Run the activity

  1. Double-check that everyone can handle ice cubes safely. Cold can affect some medical conditions, so use cubes of jelly or another alternative if this is the case.
  2. Split the group in half. One team should stand by the table with the building blocks and the other should stand by the table with the bowls of ice water.
  3. The team with the blocks has 20 seconds to build a simple structure from their blocks.
  4. The team with the bowls now has to try and build the same structure from their own blocks, which are in the ice water and must be fitted together to make the same shape. See how long it takes them to do this.

The person leading the activity should watch closely to make sure no-one submerges any part of their body in ice water for longer than 15-20 seconds. If there’s time, the teams could swap over, so the other team can see what it’s like.

  1. The team who had to put their hands in the icy water should dry their hands and warm them with towels and blankets. See what this team thought about the challenge, and how hard they think it’d be to submerge their whole body in icy water.
  2. Everyone should now gather around the pretend icy lake. One of the leaders should stand in the middle of the lake and pretend to be in need of rescue.
  3. The person leading the activity should ask the group why rescuing someone from water, particularly very cold water, can be dangerous.
  4. Between them, the leaders should demonstrate a step-by-step rescue from the ice, with the aftercare steps needed, as outlined in the RLSS guidance.
  5.  Now, everyone should discuss how to keep pets safe around the ice, and what to do if an animal is in trouble.

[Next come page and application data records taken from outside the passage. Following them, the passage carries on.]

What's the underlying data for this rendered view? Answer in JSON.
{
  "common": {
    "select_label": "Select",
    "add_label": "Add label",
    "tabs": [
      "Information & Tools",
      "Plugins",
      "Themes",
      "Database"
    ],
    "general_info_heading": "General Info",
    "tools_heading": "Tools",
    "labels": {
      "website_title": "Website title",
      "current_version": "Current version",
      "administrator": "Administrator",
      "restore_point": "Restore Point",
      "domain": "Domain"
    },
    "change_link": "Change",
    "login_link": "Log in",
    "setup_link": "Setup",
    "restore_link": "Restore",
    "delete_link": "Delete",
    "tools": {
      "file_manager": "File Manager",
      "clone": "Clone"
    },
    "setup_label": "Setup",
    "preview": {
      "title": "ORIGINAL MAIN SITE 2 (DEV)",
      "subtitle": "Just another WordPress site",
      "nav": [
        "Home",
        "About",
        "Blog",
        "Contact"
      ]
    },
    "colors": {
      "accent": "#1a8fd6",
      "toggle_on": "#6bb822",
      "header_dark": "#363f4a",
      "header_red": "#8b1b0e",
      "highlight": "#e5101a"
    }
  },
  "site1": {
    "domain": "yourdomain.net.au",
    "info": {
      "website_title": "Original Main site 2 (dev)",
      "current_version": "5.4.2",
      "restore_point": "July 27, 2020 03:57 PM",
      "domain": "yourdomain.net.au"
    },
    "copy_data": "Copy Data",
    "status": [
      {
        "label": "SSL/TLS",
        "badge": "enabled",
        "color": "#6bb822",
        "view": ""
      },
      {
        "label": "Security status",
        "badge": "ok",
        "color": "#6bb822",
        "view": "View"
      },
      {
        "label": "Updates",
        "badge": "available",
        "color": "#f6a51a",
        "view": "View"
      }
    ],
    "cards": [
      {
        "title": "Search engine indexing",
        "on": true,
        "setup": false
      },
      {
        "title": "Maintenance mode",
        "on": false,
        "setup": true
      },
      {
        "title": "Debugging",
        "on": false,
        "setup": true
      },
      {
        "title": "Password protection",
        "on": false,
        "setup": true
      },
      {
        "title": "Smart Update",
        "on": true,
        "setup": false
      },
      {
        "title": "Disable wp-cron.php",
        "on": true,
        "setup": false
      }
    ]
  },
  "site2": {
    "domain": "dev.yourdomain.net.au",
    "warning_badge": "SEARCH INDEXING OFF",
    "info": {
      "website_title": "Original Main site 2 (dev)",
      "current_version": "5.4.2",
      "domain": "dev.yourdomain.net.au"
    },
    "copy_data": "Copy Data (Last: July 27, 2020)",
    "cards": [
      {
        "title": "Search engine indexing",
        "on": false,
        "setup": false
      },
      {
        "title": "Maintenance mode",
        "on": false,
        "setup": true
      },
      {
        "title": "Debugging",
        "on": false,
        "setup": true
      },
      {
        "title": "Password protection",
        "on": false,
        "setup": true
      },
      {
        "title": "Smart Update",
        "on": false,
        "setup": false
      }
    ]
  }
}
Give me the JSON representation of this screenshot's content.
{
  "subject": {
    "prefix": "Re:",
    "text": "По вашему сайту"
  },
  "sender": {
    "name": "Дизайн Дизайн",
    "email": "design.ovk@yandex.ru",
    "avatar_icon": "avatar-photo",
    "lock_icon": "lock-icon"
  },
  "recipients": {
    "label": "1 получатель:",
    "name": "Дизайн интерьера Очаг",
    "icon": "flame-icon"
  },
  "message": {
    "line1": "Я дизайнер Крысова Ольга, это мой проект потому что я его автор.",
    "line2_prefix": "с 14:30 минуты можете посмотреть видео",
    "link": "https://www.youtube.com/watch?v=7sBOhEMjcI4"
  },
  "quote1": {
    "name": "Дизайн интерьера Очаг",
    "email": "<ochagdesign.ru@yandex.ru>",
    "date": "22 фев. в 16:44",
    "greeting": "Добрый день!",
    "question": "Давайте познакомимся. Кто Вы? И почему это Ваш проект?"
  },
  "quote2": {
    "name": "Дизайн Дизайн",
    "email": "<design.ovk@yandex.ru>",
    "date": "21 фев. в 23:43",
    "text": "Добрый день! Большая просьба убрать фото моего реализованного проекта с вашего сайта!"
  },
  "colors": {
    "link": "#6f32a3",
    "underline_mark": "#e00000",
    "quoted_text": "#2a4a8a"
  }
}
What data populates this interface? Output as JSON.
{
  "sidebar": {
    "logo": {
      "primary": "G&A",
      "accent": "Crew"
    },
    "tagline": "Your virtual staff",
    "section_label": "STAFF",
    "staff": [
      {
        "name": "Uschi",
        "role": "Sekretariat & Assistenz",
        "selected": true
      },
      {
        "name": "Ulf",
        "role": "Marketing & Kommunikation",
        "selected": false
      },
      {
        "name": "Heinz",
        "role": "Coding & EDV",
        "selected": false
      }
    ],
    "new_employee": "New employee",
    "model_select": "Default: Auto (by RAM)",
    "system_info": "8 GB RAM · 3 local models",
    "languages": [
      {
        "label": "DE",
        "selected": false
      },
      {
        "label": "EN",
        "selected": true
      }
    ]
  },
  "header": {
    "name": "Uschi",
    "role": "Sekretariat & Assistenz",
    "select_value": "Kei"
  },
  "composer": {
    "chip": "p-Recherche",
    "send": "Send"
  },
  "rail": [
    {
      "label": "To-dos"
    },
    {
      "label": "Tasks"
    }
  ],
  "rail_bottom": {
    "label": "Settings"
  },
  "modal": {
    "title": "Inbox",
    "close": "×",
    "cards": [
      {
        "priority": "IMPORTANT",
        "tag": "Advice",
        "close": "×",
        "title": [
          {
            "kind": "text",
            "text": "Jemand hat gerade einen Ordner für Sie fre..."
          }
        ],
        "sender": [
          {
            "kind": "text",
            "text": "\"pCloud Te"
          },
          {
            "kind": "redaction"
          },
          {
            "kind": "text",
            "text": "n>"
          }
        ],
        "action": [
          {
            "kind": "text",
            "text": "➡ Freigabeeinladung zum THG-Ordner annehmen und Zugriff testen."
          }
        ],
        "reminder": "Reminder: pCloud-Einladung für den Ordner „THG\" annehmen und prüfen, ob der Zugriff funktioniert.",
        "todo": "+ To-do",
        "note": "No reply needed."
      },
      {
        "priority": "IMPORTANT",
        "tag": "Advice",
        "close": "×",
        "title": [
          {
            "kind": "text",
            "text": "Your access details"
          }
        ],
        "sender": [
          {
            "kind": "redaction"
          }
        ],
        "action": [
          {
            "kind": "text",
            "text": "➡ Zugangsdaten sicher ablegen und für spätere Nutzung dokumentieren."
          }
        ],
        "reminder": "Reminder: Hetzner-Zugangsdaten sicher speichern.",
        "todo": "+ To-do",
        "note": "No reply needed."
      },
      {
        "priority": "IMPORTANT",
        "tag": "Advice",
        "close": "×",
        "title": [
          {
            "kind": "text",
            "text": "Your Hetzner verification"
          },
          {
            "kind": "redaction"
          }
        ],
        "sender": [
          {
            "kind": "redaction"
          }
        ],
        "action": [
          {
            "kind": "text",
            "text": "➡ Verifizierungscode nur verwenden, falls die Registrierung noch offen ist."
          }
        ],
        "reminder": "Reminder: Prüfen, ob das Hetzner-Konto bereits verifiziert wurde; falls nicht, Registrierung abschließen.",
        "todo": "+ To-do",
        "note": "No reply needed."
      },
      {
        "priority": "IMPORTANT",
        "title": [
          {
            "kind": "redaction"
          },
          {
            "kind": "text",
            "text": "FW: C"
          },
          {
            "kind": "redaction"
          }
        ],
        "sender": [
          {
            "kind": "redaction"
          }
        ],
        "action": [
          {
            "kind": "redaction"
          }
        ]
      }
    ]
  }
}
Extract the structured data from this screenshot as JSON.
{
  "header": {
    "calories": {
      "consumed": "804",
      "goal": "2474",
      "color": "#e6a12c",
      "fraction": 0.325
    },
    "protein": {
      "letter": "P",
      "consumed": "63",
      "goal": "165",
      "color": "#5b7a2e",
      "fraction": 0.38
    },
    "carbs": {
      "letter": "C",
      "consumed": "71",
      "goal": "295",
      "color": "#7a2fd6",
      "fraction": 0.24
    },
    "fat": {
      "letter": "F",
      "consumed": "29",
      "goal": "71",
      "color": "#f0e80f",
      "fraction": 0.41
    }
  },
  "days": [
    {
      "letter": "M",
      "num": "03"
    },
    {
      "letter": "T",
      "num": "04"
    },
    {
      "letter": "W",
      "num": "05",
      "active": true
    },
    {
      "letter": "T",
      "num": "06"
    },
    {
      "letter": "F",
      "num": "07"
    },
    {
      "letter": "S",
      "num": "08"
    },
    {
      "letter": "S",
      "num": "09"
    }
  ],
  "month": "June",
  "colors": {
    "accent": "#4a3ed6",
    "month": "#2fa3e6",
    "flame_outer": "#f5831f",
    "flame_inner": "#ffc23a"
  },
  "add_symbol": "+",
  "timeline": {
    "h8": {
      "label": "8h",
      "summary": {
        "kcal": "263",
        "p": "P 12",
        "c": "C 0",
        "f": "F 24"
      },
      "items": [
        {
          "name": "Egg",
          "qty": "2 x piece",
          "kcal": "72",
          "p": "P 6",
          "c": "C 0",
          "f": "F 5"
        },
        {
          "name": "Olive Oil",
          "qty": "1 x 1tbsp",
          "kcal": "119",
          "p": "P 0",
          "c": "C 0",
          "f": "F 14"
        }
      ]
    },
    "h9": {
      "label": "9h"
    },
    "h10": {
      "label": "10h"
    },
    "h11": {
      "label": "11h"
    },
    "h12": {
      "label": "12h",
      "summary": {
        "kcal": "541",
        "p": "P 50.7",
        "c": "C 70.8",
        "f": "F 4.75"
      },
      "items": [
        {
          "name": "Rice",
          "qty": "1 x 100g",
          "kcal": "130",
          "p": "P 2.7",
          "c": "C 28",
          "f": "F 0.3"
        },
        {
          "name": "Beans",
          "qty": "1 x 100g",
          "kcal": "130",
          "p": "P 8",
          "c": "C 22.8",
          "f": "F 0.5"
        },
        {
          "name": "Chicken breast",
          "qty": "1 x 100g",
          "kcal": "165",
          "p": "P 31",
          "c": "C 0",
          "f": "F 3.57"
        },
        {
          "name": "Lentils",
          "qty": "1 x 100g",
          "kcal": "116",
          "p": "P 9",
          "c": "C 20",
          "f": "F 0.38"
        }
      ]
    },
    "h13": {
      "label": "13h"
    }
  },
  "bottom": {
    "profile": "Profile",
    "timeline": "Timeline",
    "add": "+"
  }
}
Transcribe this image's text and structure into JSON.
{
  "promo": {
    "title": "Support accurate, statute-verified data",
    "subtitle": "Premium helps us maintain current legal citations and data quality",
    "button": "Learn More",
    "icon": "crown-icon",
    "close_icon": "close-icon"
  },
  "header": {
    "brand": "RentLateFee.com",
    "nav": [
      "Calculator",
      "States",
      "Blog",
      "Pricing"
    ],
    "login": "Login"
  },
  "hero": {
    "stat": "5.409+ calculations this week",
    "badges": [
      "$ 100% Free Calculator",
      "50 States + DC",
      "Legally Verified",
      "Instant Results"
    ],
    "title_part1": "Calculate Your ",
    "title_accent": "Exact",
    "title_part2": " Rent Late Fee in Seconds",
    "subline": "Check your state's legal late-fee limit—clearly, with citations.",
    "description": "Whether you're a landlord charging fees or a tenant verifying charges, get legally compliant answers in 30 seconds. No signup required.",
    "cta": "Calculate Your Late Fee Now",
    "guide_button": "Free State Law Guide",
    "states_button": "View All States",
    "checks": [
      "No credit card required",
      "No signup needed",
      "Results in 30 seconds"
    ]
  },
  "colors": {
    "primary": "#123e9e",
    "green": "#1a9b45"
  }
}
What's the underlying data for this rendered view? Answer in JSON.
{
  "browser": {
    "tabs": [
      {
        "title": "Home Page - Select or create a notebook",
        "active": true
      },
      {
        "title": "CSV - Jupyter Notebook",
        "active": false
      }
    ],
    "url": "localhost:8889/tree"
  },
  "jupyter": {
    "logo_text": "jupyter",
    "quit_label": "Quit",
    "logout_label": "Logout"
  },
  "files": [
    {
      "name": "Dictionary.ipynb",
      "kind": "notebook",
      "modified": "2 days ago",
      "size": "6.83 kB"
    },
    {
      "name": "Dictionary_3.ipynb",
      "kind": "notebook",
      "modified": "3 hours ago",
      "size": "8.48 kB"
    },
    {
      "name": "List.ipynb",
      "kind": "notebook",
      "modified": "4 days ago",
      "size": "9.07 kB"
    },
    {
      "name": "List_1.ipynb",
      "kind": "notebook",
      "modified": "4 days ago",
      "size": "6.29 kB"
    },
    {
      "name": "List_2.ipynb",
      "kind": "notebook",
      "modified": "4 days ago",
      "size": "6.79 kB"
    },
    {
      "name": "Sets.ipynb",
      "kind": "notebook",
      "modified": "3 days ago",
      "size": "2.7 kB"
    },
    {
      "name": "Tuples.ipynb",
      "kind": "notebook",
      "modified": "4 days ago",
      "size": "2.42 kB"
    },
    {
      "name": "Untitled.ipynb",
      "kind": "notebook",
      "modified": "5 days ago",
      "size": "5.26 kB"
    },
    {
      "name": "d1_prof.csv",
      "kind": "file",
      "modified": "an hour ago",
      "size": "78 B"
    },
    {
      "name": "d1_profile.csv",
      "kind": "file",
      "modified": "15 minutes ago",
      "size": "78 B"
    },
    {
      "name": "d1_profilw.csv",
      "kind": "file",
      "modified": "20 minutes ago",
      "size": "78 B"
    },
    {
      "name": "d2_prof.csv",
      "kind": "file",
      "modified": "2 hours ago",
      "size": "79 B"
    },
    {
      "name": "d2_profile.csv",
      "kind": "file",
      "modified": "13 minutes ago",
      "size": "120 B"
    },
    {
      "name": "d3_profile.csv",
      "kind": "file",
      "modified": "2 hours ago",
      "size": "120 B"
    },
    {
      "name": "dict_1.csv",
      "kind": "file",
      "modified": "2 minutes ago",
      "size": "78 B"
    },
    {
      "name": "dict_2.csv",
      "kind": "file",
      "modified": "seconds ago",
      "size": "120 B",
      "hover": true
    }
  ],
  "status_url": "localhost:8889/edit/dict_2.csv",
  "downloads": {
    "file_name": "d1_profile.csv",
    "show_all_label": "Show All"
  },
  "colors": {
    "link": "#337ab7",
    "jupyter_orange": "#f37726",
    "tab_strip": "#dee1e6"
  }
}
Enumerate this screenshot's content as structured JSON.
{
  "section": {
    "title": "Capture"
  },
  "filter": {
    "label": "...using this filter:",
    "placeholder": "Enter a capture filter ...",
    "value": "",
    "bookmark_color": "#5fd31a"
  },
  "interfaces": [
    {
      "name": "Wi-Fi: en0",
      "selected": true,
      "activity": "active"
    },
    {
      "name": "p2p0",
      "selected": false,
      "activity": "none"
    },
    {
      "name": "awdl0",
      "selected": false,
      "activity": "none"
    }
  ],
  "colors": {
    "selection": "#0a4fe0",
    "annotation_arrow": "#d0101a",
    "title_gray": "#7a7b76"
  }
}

Leaders can use the RLSS guidance to demonstrate this too.
  6. Everyone should get into small groups with a leader and practise both scenarios around the pretend lake.


It’s against our nature to ignore someone who’s in distress. The trouble is, how can you save someone from a dangerous situation without endangering yourself? The ice in the bowls in this activity gave the groups some idea of what hands that have been in very cold water feel like. How might this make it difficult to help someone in distress? Why should you not rescue a pet in the same way as you’d rescue a human? Remember that the first thing to do in either scenario is call for help.


All activities must be safely managed. You must complete a thorough risk assessment and take appropriate steps to reduce risk. Use the safety checklist to help you plan and risk assess your activity. Always get approval for the activity, and have suitable supervision and an InTouch process.

Active games

The game area should be free of hazards. Explain the rules of the game clearly and have a clear way to communicate that the game must stop when needed. Take a look at our guidance on running active games safely.

Snow and ice

Be careful when activities involve snow and ice. Check surfaces and reduce the risk of slipping where possible. Have appropriate supervision for this activity.

Water games and activities

Be careful when doing activities with, in, or near water. Check surfaces and reduce the risk of slipping where possible. Make sure you have appropriate supervision for this activity.

Blindfold the team copying the structure of building blocks, so that they have to construct it from feeling the shape with cold fingers. Allow some more time for this version, which would simulate the issues with working in low-visibility conditions.

Bear in mind that some young people and volunteers may have suffered traumatic experiences related to water. Provide alternatives for young people to show they understand the steps, other than taking part in the role-play, and don't make anyone do something they’d rather not do.

All Scout activities should be inclusive and accessible.

Those taking part may be interested in going for their Royal Lifesaving Society UK (RLSS UK) Rookie Lifeguard Gold Level 1 Award and/or their RLSS UK Survive and Save Silver Medallion Award.

Any Young Leaders with lifeguard training or experienced swimmers are ideal for leading this activity.